The hind legs especially almost always need a moist, slow braise. For frying, plenty of cooks like to give them a good soak in buttermilk or a light brine.

The saddle, or center portion of the rabbit, is a different story. The meat can be fried, but it can be dry. So it helps to apply a bit more finesse.

“Treat the loins like pork tenderloins and wrap them in pancetta,” Mr. Rembold said. “It’s a great home cook trick. It’s like a chicken breast.”

For a salad of bitter greens and rabbit he served at the Brooklyn rabbit dinners, Mr. Rembold removed the legs, sautéed the rest of the rabbit whole, then removed and sliced the meat to toss with frisée and a mustard dressing.

To make the most of all bits of the rabbit, Mr. Rembold suggests a sausage made with a medium grind mixed with some fatback or chicken skin to enrich the lean meat. Ms. Nosrat likes to use up all the scraps and legs in a long-simmered ragù.

Angelina Lippert, the woman who took an Abercrombie & Fitch bag and her boyfriend to the class in Brooklyn, brought home the legs of the rabbit they killed and braised them with almonds, apples, Calvados and cream.

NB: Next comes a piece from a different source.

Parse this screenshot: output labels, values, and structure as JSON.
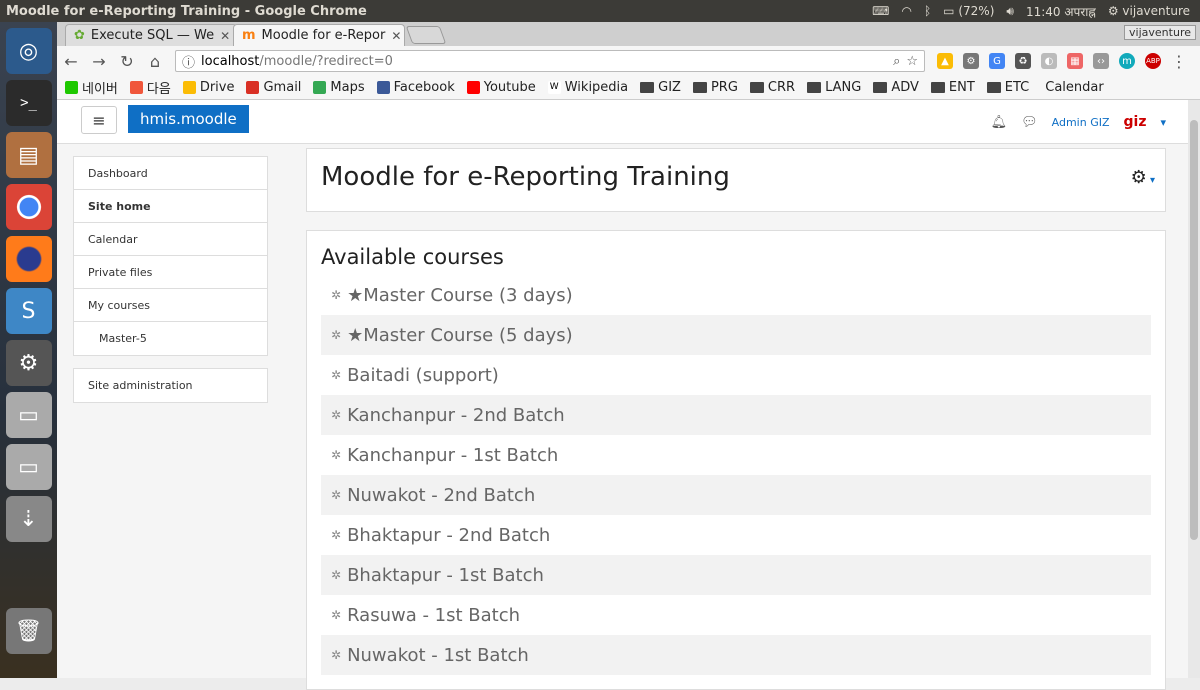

The saddle, kidneys and heart went into a rolled roast with garlic, sage and rosemary.

The killing itself was a little more intense than she had expected, she said.

“When I was the first person to volunteer to break the neck, it all seemed so easy and emotionless that I didn’t realize until after I’d done it that I was shaking,” she said.

But she recovered quickly. After all, there was a rabbit to dress.

Ms. Lippert still has the pelt, the head and the feet. They’re in her freezer, awaiting the taxidermist. But she doesn’t have the boyfriend.

“He ended up leaving me for a vegetarian,” she said.